• _ENTRIES PROVIDED_:
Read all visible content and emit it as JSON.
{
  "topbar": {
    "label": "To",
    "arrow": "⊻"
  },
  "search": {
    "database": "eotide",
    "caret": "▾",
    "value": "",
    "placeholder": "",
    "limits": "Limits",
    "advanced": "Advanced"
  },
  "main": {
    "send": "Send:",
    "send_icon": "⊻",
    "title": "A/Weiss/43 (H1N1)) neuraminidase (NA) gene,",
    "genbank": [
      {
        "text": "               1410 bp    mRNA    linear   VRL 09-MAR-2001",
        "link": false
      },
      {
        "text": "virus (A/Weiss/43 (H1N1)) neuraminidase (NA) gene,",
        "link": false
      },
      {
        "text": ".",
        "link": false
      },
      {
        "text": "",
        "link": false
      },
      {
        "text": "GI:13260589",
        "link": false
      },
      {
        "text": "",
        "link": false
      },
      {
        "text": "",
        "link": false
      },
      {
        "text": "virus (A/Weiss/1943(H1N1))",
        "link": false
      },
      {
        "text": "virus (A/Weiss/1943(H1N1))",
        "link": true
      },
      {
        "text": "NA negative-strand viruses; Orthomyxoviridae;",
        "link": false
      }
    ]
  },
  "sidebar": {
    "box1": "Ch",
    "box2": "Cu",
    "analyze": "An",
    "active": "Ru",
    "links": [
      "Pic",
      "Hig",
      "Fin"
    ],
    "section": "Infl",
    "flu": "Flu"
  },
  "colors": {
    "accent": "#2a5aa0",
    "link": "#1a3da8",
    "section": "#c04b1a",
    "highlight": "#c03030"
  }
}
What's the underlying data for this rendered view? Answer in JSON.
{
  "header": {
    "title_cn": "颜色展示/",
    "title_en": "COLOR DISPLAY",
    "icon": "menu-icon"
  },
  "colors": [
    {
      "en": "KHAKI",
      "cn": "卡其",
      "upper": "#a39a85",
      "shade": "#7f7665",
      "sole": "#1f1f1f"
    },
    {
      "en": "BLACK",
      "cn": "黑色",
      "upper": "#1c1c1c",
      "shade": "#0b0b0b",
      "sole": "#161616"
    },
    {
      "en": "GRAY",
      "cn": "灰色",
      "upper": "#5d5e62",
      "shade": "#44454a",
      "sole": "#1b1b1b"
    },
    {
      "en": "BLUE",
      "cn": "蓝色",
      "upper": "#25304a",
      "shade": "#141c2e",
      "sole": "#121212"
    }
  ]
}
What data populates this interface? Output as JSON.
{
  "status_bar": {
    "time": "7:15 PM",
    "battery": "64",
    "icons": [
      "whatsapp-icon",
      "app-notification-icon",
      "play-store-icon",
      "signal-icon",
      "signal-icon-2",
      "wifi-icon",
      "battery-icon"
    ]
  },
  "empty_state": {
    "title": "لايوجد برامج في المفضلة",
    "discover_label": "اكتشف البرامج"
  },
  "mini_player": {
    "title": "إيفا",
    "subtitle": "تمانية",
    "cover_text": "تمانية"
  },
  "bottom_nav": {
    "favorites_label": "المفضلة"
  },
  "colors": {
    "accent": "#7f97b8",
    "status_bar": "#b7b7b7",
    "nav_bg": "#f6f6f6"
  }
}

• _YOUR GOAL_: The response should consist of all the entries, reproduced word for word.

• _WORKED SOLUTION_:
Read all visible content and emit it as JSON.
{
  "topbar": {
    "label": "To",
    "arrow": "⊻"
  },
  "search": {
    "database": "eotide",
    "caret": "▾",
    "value": "",
    "placeholder": "",
    "limits": "Limits",
    "advanced": "Advanced"
  },
  "main": {
    "send": "Send:",
    "send_icon": "⊻",
    "title": "A/Weiss/43 (H1N1)) neuraminidase (NA) gene,",
    "genbank": [
      {
        "text": "               1410 bp    mRNA    linear   VRL 09-MAR-2001",
        "link": false
      },
      {
        "text": "virus (A/Weiss/43 (H1N1)) neuraminidase (NA) gene,",
        "link": false
      },
      {
        "text": ".",
        "link": false
      },
      {
        "text": "",
        "link": false
      },
      {
        "text": "GI:13260589",
        "link": false
      },
      {
        "text": "",
        "link": false
      },
      {
        "text": "",
        "link": false
      },
      {
        "text": "virus (A/Weiss/1943(H1N1))",
        "link": false
      },
      {
        "text": "virus (A/Weiss/1943(H1N1))",
        "link": true
      },
      {
        "text": "NA negative-strand viruses; Orthomyxoviridae;",
        "link": false
      }
    ]
  },
  "sidebar": {
    "box1": "Ch",
    "box2": "Cu",
    "analyze": "An",
    "active": "Ru",
    "links": [
      "Pic",
      "Hig",
      "Fin"
    ],
    "section": "Infl",
    "flu": "Flu"
  },
  "colors": {
    "accent": "#2a5aa0",
    "link": "#1a3da8",
    "section": "#c04b1a",
    "highlight": "#c03030"
  }
}
What's the underlying data for this rendered view? Answer in JSON.
{
  "header": {
    "title_cn": "颜色展示/",
    "title_en": "COLOR DISPLAY",
    "icon": "menu-icon"
  },
  "colors": [
    {
      "en": "KHAKI",
      "cn": "卡其",
      "upper": "#a39a85",
      "shade": "#7f7665",
      "sole": "#1f1f1f"
    },
    {
      "en": "BLACK",
      "cn": "黑色",
      "upper": "#1c1c1c",
      "shade": "#0b0b0b",
      "sole": "#161616"
    },
    {
      "en": "GRAY",
      "cn": "灰色",
      "upper": "#5d5e62",
      "shade": "#44454a",
      "sole": "#1b1b1b"
    },
    {
      "en": "BLUE",
      "cn": "蓝色",
      "upper": "#25304a",
      "shade": "#141c2e",
      "sole": "#121212"
    }
  ]
}
What data populates this interface? Output as JSON.
{
  "status_bar": {
    "time": "7:15 PM",
    "battery": "64",
    "icons": [
      "whatsapp-icon",
      "app-notification-icon",
      "play-store-icon",
      "signal-icon",
      "signal-icon-2",
      "wifi-icon",
      "battery-icon"
    ]
  },
  "empty_state": {
    "title": "لايوجد برامج في المفضلة",
    "discover_label": "اكتشف البرامج"
  },
  "mini_player": {
    "title": "إيفا",
    "subtitle": "تمانية",
    "cover_text": "تمانية"
  },
  "bottom_nav": {
    "favorites_label": "المفضلة"
  },
  "colors": {
    "accent": "#7f97b8",
    "status_bar": "#b7b7b7",
    "nav_bg": "#f6f6f6"
  }
}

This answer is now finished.